Make way for mushi!
Artificial wetlands known as "mushi" are being trialled as organic waterway-cleaning devices in the Royal Botanic Gardens in Melbourne, thanks to a unique collaboration between Arup, Studio Edwards and Swinburne University of Technology.
The world-first experiment involves three floating wetlands, constructed in a series of interlocking triangular-shaped modules about 80cm in diameter, that are composed of mycelium (fungi roots) and organic waste.
Arup Environmental Engineer Alex Reily said they were looking for an all-organic alternative to plastic-made floating wetlands.
“We were looking for ways to replace plastic in waterways: floating wetlands are a proven technology to help clean water but the traditional way of producing them, using plastic, creates other contamination issues when it inevitably degrades,” he said.
“The objective was to find an alternative to plastics using organic matter and waste to produce a product which would become a habitat for wildlife and allow the plants to absorb pollutants in the water.”
The foam-like "mushi" structure is planted with native wetland species, creating a habitat for fauna and insects, while underneath the plant roots absorb excess nitrogen and phosphorous from the waterway.
Swinburne researchers Canhui Chen, Daniel Prohasky and research assistant Joshua Salisbury-Carter contributed to the artificial wetland's structural design and fabrication.
“The Swinburne team we were approached by Arup and Studio Edwards because of our previous research in design and fabrication of the mycelium composite,” Chen said.
“The world is facing very significant environmental challenges and the building industry accounts for nearly 40% of the annual emissions.
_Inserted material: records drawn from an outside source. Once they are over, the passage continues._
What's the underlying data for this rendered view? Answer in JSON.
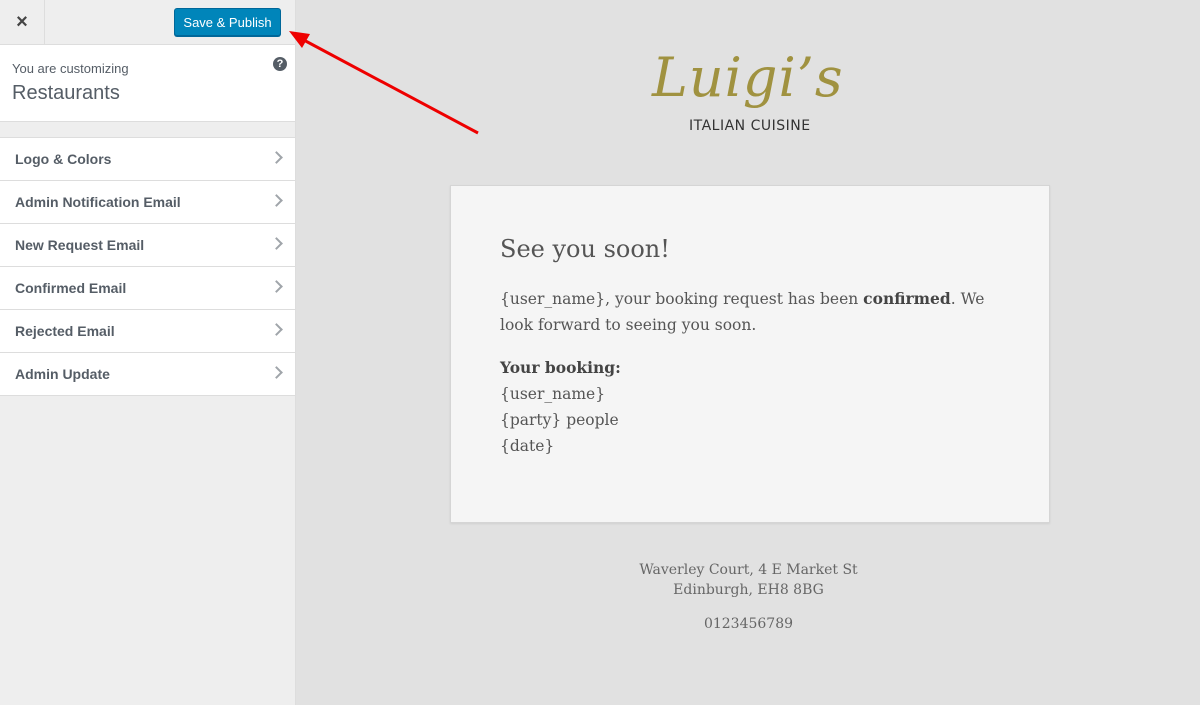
{
  "sidebar": {
    "close_label": "×",
    "save_label": "Save & Publish",
    "customizing_label": "You are customizing",
    "customizing_title": "Restaurants",
    "help_label": "?",
    "items": [
      {
        "label": "Logo & Colors"
      },
      {
        "label": "Admin Notification Email"
      },
      {
        "label": "New Request Email"
      },
      {
        "label": "Confirmed Email"
      },
      {
        "label": "Rejected Email"
      },
      {
        "label": "Admin Update"
      }
    ]
  },
  "preview": {
    "logo_script": "Luigi’s",
    "logo_subtitle": "ITALIAN CUISINE",
    "heading": "See you soon!",
    "body_prefix": "{user_name}, your booking request has been ",
    "body_bold": "confirmed",
    "body_suffix": ". We look forward to seeing you soon.",
    "booking_label": "Your booking:",
    "booking_lines": [
      "{user_name}",
      "{party} people",
      "{date}"
    ],
    "address_line1": "Waverley Court, 4 E Market St",
    "address_line2": "Edinburgh, EH8 8BG",
    "phone": "0123456789"
  },
  "colors": {
    "save_button": "#0085ba",
    "annotation_arrow": "#ee0000",
    "logo_gold": "#a09240"
  }
}
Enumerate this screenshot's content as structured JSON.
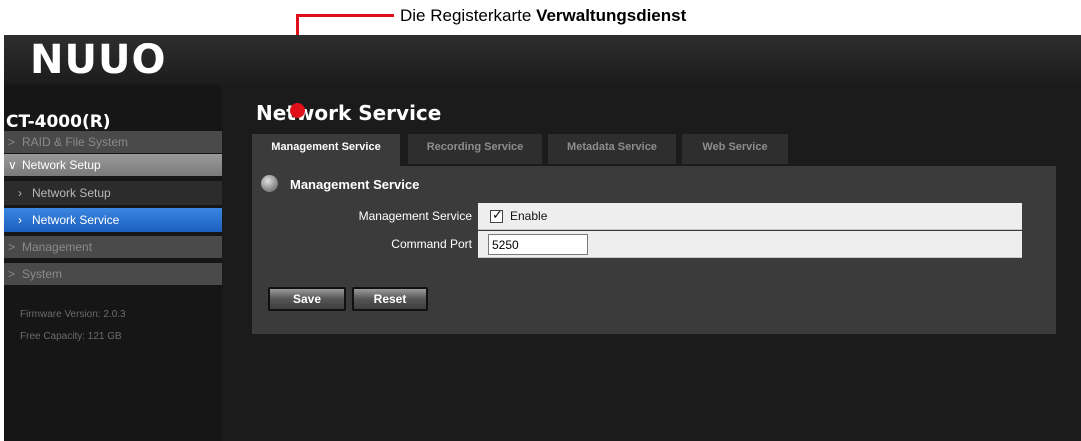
{
  "annotation": {
    "prefix": "Die Registerkarte ",
    "emphasis": "Verwaltungsdienst",
    "color": "#e0101a"
  },
  "header": {
    "logo": "NUUO",
    "trademark": "™"
  },
  "sidebar": {
    "device_name": "CT-4000(R)",
    "items": [
      {
        "label": "RAID & File System",
        "icon": "chevron-right-icon"
      },
      {
        "label": "Network Setup",
        "icon": "chevron-down-icon",
        "expanded": true
      },
      {
        "label": "Network Setup",
        "icon": "chevron-right-icon",
        "sub": true
      },
      {
        "label": "Network Service",
        "icon": "chevron-right-icon",
        "sub": true,
        "selected": true
      },
      {
        "label": "Management",
        "icon": "chevron-right-icon"
      },
      {
        "label": "System",
        "icon": "chevron-right-icon"
      }
    ],
    "firmware": "Firmware Version: 2.0.3",
    "capacity": "Free Capacity: 121 GB",
    "selected_color": "#1c5fbf"
  },
  "main": {
    "title": "Network Service",
    "tabs": [
      {
        "label": "Management Service",
        "active": true
      },
      {
        "label": "Recording Service"
      },
      {
        "label": "Metadata Service"
      },
      {
        "label": "Web Service"
      }
    ],
    "section_title": "Management Service",
    "fields": {
      "service_label": "Management Service",
      "service_checkbox_label": "Enable",
      "service_enabled": true,
      "port_label": "Command Port",
      "port_value": "5250"
    },
    "buttons": {
      "save": "Save",
      "reset": "Reset"
    }
  }
}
Therefore, we have been working on utilising organic materials that will not harm the environment when the structure’s life cycle is complete.”
Chen said the research team has been investigating mycelium composite due to its robust structure and because it requires little energy to produce, but the re-use of organic waste is also important, too.
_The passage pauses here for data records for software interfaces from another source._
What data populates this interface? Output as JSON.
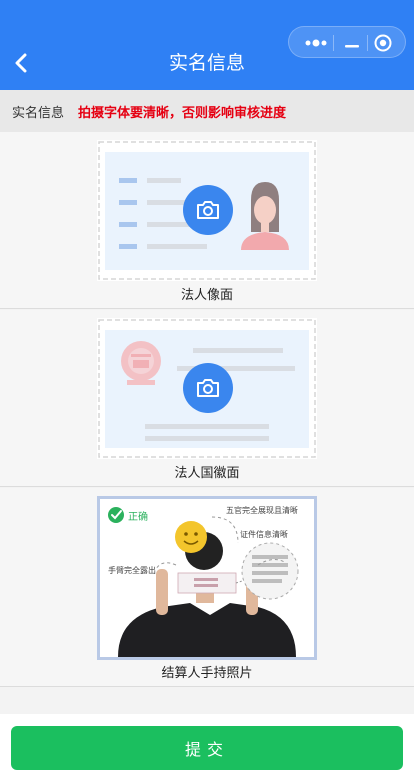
{
  "header": {
    "title": "实名信息",
    "back_icon": "chevron-left-icon"
  },
  "capsule": {
    "more_icon": "more-dots-icon",
    "minimize_icon": "minimize-icon",
    "close_icon": "target-circle-icon"
  },
  "notice": {
    "label": "实名信息",
    "warning": "拍摄字体要清晰，否则影响审核进度"
  },
  "uploads": [
    {
      "caption": "法人像面",
      "icon": "camera-icon"
    },
    {
      "caption": "法人国徽面",
      "icon": "camera-icon"
    },
    {
      "caption": "结算人手持照片"
    }
  ],
  "example": {
    "correct": "正确",
    "note1": "五官完全展现且清晰",
    "note2": "证件信息清晰",
    "note3": "手臂完全露出"
  },
  "submit_label": "提交",
  "colors": {
    "brand_blue": "#2f80f4",
    "submit_green": "#1bbf5f",
    "warning_red": "#e60012"
  }
}
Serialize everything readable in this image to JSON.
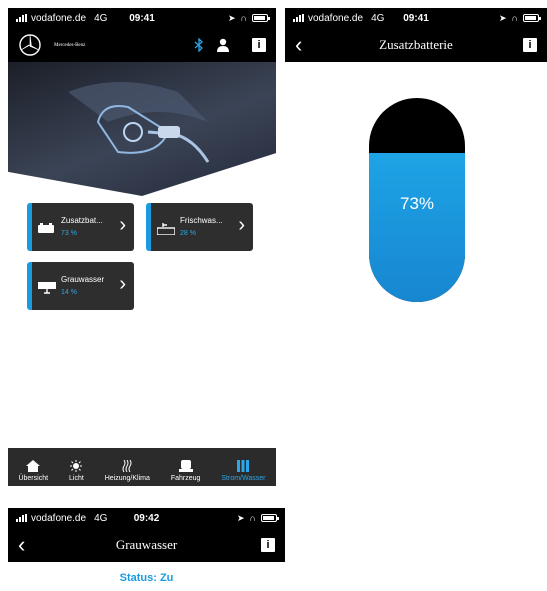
{
  "status_bar_main": {
    "carrier": "vodafone.de",
    "network": "4G",
    "time": "09:41"
  },
  "status_bar_gauge": {
    "carrier": "vodafone.de",
    "network": "4G",
    "time": "09:41"
  },
  "status_bar_bottom": {
    "carrier": "vodafone.de",
    "network": "4G",
    "time": "09:42"
  },
  "main": {
    "brand_label": "Mercedes-Benz",
    "info_label": "i",
    "tiles": [
      {
        "name": "Zusatzbat...",
        "value": "73 %",
        "icon": "battery-icon"
      },
      {
        "name": "Frischwas...",
        "value": "28 %",
        "icon": "fresh-water-tank-icon"
      },
      {
        "name": "Grauwasser",
        "value": "14 %",
        "icon": "grey-water-tank-icon"
      }
    ],
    "nav": [
      {
        "label": "Übersicht",
        "icon": "home-icon"
      },
      {
        "label": "Licht",
        "icon": "light-icon"
      },
      {
        "label": "Heizung/Klima",
        "icon": "heating-icon"
      },
      {
        "label": "Fahrzeug",
        "icon": "vehicle-icon"
      },
      {
        "label": "Strom/Wasser",
        "icon": "power-water-icon",
        "active": true
      }
    ]
  },
  "gauge_screen": {
    "title": "Zusatzbatterie",
    "back_label": "‹",
    "info_label": "i",
    "level_text": "73%",
    "level_fraction": 0.73
  },
  "bottom_screen": {
    "title": "Grauwasser",
    "back_label": "‹",
    "info_label": "i",
    "status_text": "Status: Zu"
  },
  "colors": {
    "accent": "#1a9be0",
    "bar_bg": "#000000",
    "tile_bg": "#2e2e2e"
  }
}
“Mycelium requires a substrate to grow it. We use agricultural or industry by-products. We wanted to reuse materials that would otherwise go to waste. We can use sawdust, which is from the timber mill, and other cellular based agricultural waste, such as corn husks,” he said.
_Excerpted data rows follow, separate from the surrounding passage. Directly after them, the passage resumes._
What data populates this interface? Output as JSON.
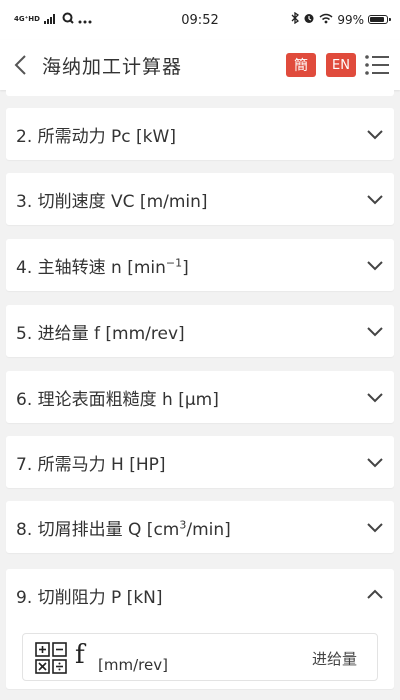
{
  "status_bar": {
    "network": "4G⁺HD",
    "time": "09:52",
    "battery": "99%",
    "battery_level": 0.99
  },
  "header": {
    "title": "海纳加工计算器",
    "lang_zh": "簡",
    "lang_en": "EN"
  },
  "items": [
    {
      "pre": "2. 所需动力 Pc [kW]",
      "sup": "",
      "post": "",
      "expanded": false
    },
    {
      "pre": "3. 切削速度 VC [m/min]",
      "sup": "",
      "post": "",
      "expanded": false
    },
    {
      "pre": "4. 主轴转速 n [min",
      "sup": "−1",
      "post": "]",
      "expanded": false
    },
    {
      "pre": "5. 进给量 f [mm/rev]",
      "sup": "",
      "post": "",
      "expanded": false
    },
    {
      "pre": "6. 理论表面粗糙度 h [µm]",
      "sup": "",
      "post": "",
      "expanded": false
    },
    {
      "pre": "7. 所需马力 H [HP]",
      "sup": "",
      "post": "",
      "expanded": false
    },
    {
      "pre": "8. 切屑排出量 Q [cm",
      "sup": "3",
      "post": "/min]",
      "expanded": false
    },
    {
      "pre": "9. 切削阻力 P [kN]",
      "sup": "",
      "post": "",
      "expanded": true
    }
  ],
  "expanded_panel": {
    "symbol": "f",
    "unit": "[mm/rev]",
    "name": "进给量",
    "icon": "calculator-icon"
  },
  "colors": {
    "accent": "#e04b3c",
    "background": "#f2f2f2",
    "card": "#ffffff",
    "text": "#333333"
  }
}
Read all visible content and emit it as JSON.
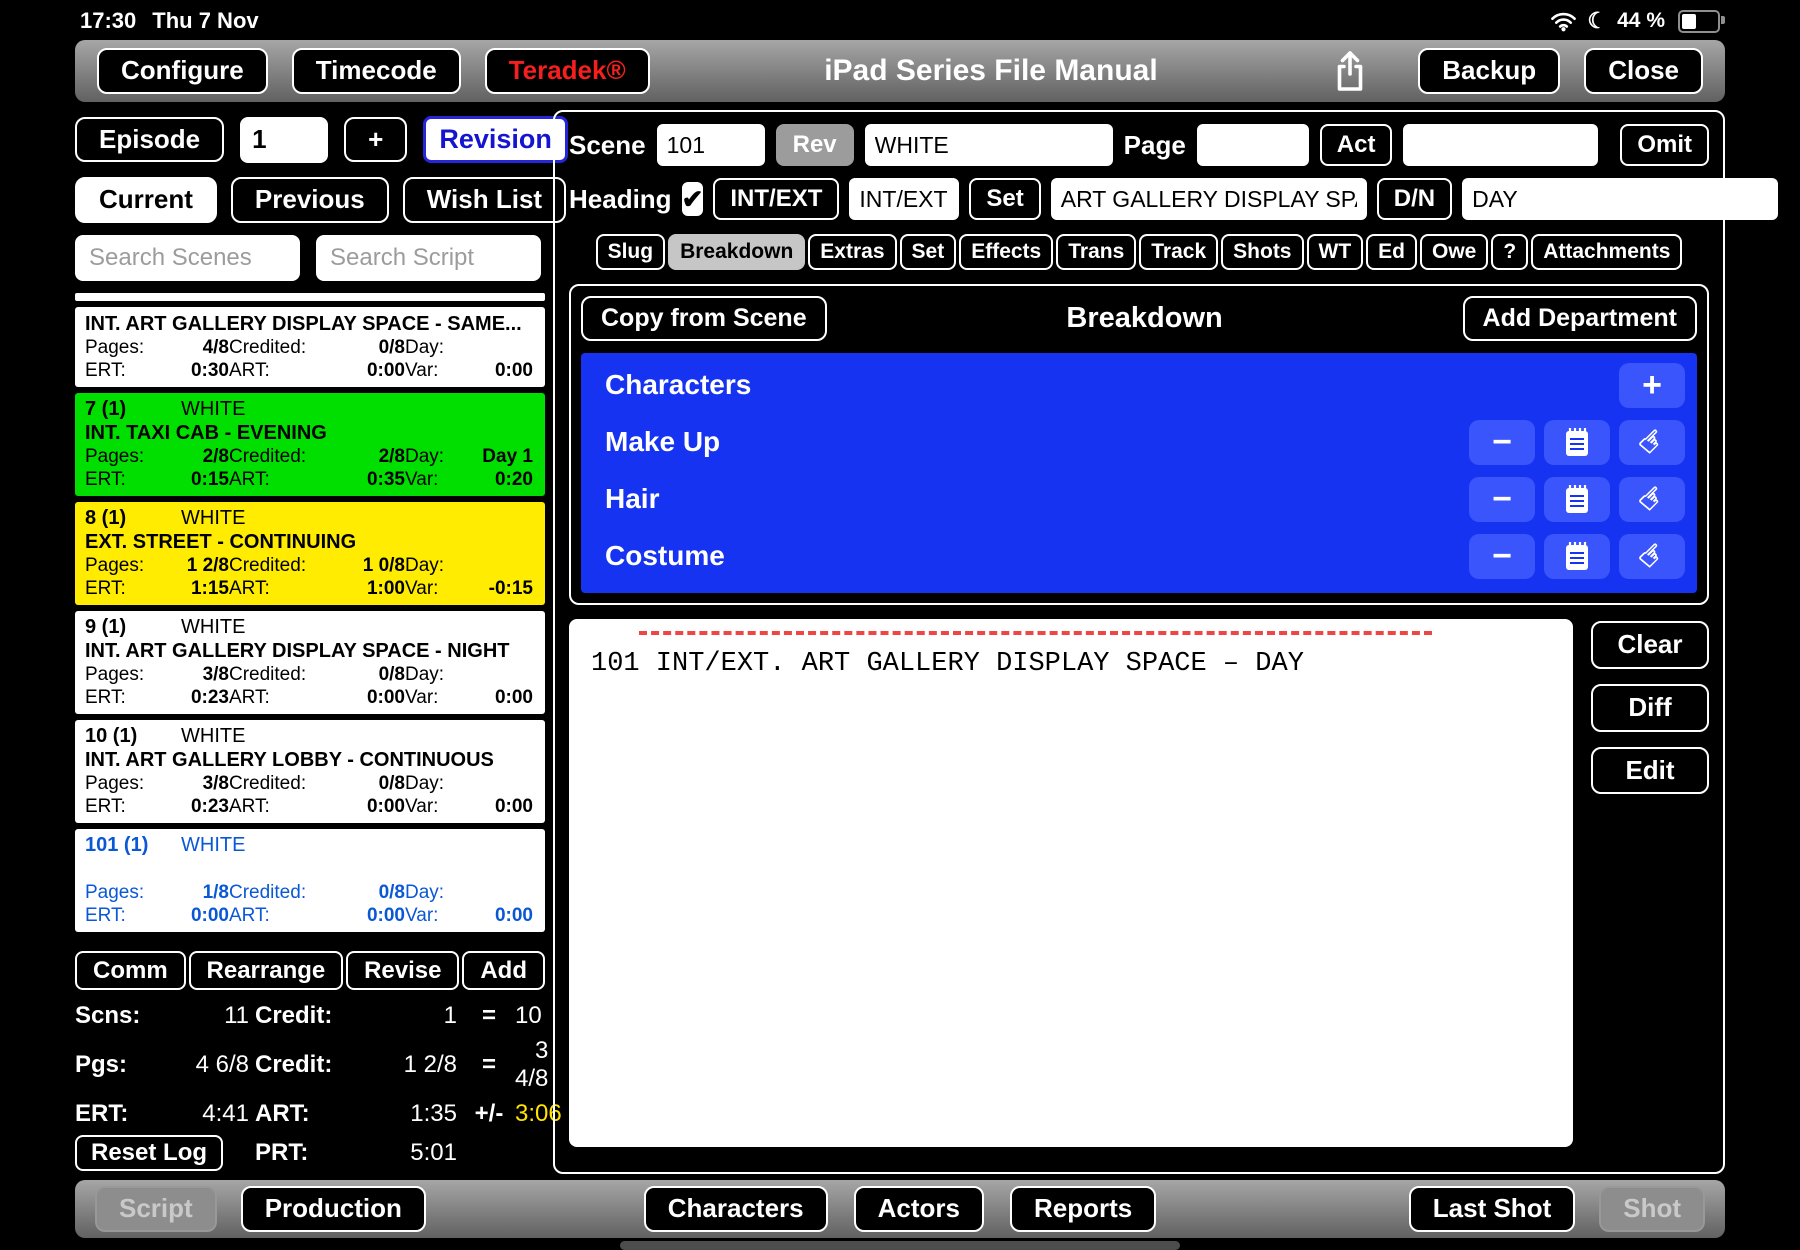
{
  "status_bar": {
    "time": "17:30",
    "date": "Thu 7 Nov",
    "battery": "44 %"
  },
  "icons": {
    "check": "✔",
    "plus": "+",
    "minus": "−",
    "hand": "☞",
    "moon": "☾"
  },
  "top_toolbar": {
    "configure": "Configure",
    "timecode": "Timecode",
    "teradek": "Teradek®",
    "title": "iPad Series File Manual",
    "backup": "Backup",
    "close": "Close"
  },
  "left_panel": {
    "episode_label": "Episode",
    "episode_value": "1",
    "add_episode": "+",
    "revision": "Revision",
    "view_tabs": {
      "current": "Current",
      "previous": "Previous",
      "wish_list": "Wish List"
    },
    "search_scenes_placeholder": "Search Scenes",
    "search_script_placeholder": "Search Script",
    "stat_labels": {
      "pages": "Pages:",
      "credited": "Credited:",
      "day": "Day:",
      "ert": "ERT:",
      "art": "ART:",
      "var": "Var:"
    },
    "scenes": [
      {
        "number": "",
        "revision": "",
        "slug": "INT. ART GALLERY DISPLAY SPACE - SAME...",
        "pages": "4/8",
        "credited": "0/8",
        "day": "",
        "ert": "0:30",
        "art": "0:00",
        "var": "0:00",
        "color": "white",
        "partial": true
      },
      {
        "number": "7 (1)",
        "revision": "WHITE",
        "slug": "INT. TAXI CAB - EVENING",
        "pages": "2/8",
        "credited": "2/8",
        "day": "Day 1",
        "ert": "0:15",
        "art": "0:35",
        "var": "0:20",
        "color": "green"
      },
      {
        "number": "8 (1)",
        "revision": "WHITE",
        "slug": "EXT. STREET - CONTINUING",
        "pages": "1 2/8",
        "credited": "1 0/8",
        "day": "",
        "ert": "1:15",
        "art": "1:00",
        "var": "-0:15",
        "color": "yellow"
      },
      {
        "number": "9 (1)",
        "revision": "WHITE",
        "slug": "INT. ART GALLERY DISPLAY SPACE - NIGHT",
        "pages": "3/8",
        "credited": "0/8",
        "day": "",
        "ert": "0:23",
        "art": "0:00",
        "var": "0:00",
        "color": "white"
      },
      {
        "number": "10 (1)",
        "revision": "WHITE",
        "slug": "INT. ART GALLERY LOBBY - CONTINUOUS",
        "pages": "3/8",
        "credited": "0/8",
        "day": "",
        "ert": "0:23",
        "art": "0:00",
        "var": "0:00",
        "color": "white"
      },
      {
        "number": "101 (1)",
        "revision": "WHITE",
        "slug": "",
        "pages": "1/8",
        "credited": "0/8",
        "day": "",
        "ert": "0:00",
        "art": "0:00",
        "var": "0:00",
        "color": "sel"
      }
    ],
    "actions": {
      "comm": "Comm",
      "rearrange": "Rearrange",
      "revise": "Revise",
      "add": "Add"
    },
    "totals": {
      "scns_label": "Scns:",
      "scns": "11",
      "credit1_label": "Credit:",
      "credit1": "1",
      "eq1": "=",
      "total1": "10",
      "pgs_label": "Pgs:",
      "pgs": "4 6/8",
      "credit2_label": "Credit:",
      "credit2": "1 2/8",
      "eq2": "=",
      "total2": "3 4/8",
      "ert_label": "ERT:",
      "ert": "4:41",
      "art_label": "ART:",
      "art": "1:35",
      "plusminus": "+/-",
      "diff": "3:06",
      "reset_log": "Reset Log",
      "prt_label": "PRT:",
      "prt": "5:01"
    }
  },
  "scene_editor": {
    "scene_label": "Scene",
    "scene_number": "101",
    "rev_button": "Rev",
    "revision_value": "WHITE",
    "page_label": "Page",
    "page_value": "",
    "act_button": "Act",
    "act_value": "",
    "omit_button": "Omit",
    "heading_label": "Heading",
    "intext_button": "INT/EXT",
    "intext_value": "INT/EXT",
    "set_button": "Set",
    "set_value": "ART GALLERY DISPLAY SPACE",
    "dn_button": "D/N",
    "dn_value": "DAY",
    "tabs": [
      "Slug",
      "Breakdown",
      "Extras",
      "Set",
      "Effects",
      "Trans",
      "Track",
      "Shots",
      "WT",
      "Ed",
      "Owe",
      "?",
      "Attachments"
    ],
    "active_tab": "Breakdown"
  },
  "breakdown": {
    "copy_from_scene": "Copy from Scene",
    "title": "Breakdown",
    "add_department": "Add Department",
    "departments": [
      {
        "name": "Characters",
        "buttons": [
          "add"
        ]
      },
      {
        "name": "Make Up",
        "buttons": [
          "remove",
          "notes",
          "assign"
        ]
      },
      {
        "name": "Hair",
        "buttons": [
          "remove",
          "notes",
          "assign"
        ]
      },
      {
        "name": "Costume",
        "buttons": [
          "remove",
          "notes",
          "assign"
        ]
      }
    ]
  },
  "script_area": {
    "text": "101 INT/EXT. ART GALLERY DISPLAY SPACE – DAY",
    "buttons": {
      "clear": "Clear",
      "diff": "Diff",
      "edit": "Edit"
    }
  },
  "bottom_toolbar": {
    "script": "Script",
    "production": "Production",
    "characters": "Characters",
    "actors": "Actors",
    "reports": "Reports",
    "last_shot": "Last Shot",
    "shot": "Shot"
  },
  "colors": {
    "panel_blue": "#1733f2",
    "scene_green": "#00df00",
    "scene_yellow": "#ffec00",
    "selected_scene_blue": "#0a58d6",
    "teradek_red": "#f51f1f",
    "variance_yellow": "#ffe400",
    "dashed_line_red": "#ee4545"
  }
}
“It's both growing a new material while also avoiding further landfill with those left-over organic materials. The objective was to grow the structure, rather than manufacture it.”
Chen said the mycelium digest the organic material, colonising and binding the fibres together, creating the all-organic wetland platform.
“We're creating a little Islands, effectively, that floats. Plants and birds can live on it, so it’s great for habitat, but the root systems of the plants also help to purify the water below,” Chen said.
The research team will be monitoring and assessing the wetland experiment over the next three months.
“I will be examining how the material degenerates in terms of structural capacity, how it deals with the weather," Chen said. "But there will also be monitoring of its effect on bird and frog species too.”
Royal Botanic Gardens Victoria Director and Chief Executive Tim Entwisle said he looks forward to seeing how the experiment unfolds, as it may be of ongoing use to the gardens established waterways.
“I’m always happy to trial environmentally sensitive ways to manage the Gardens, and I look forward to seeing the results,” he said.
"This technology could be a good complement to our working wetlands system, which currently harvests stormwater from surrounding streets.”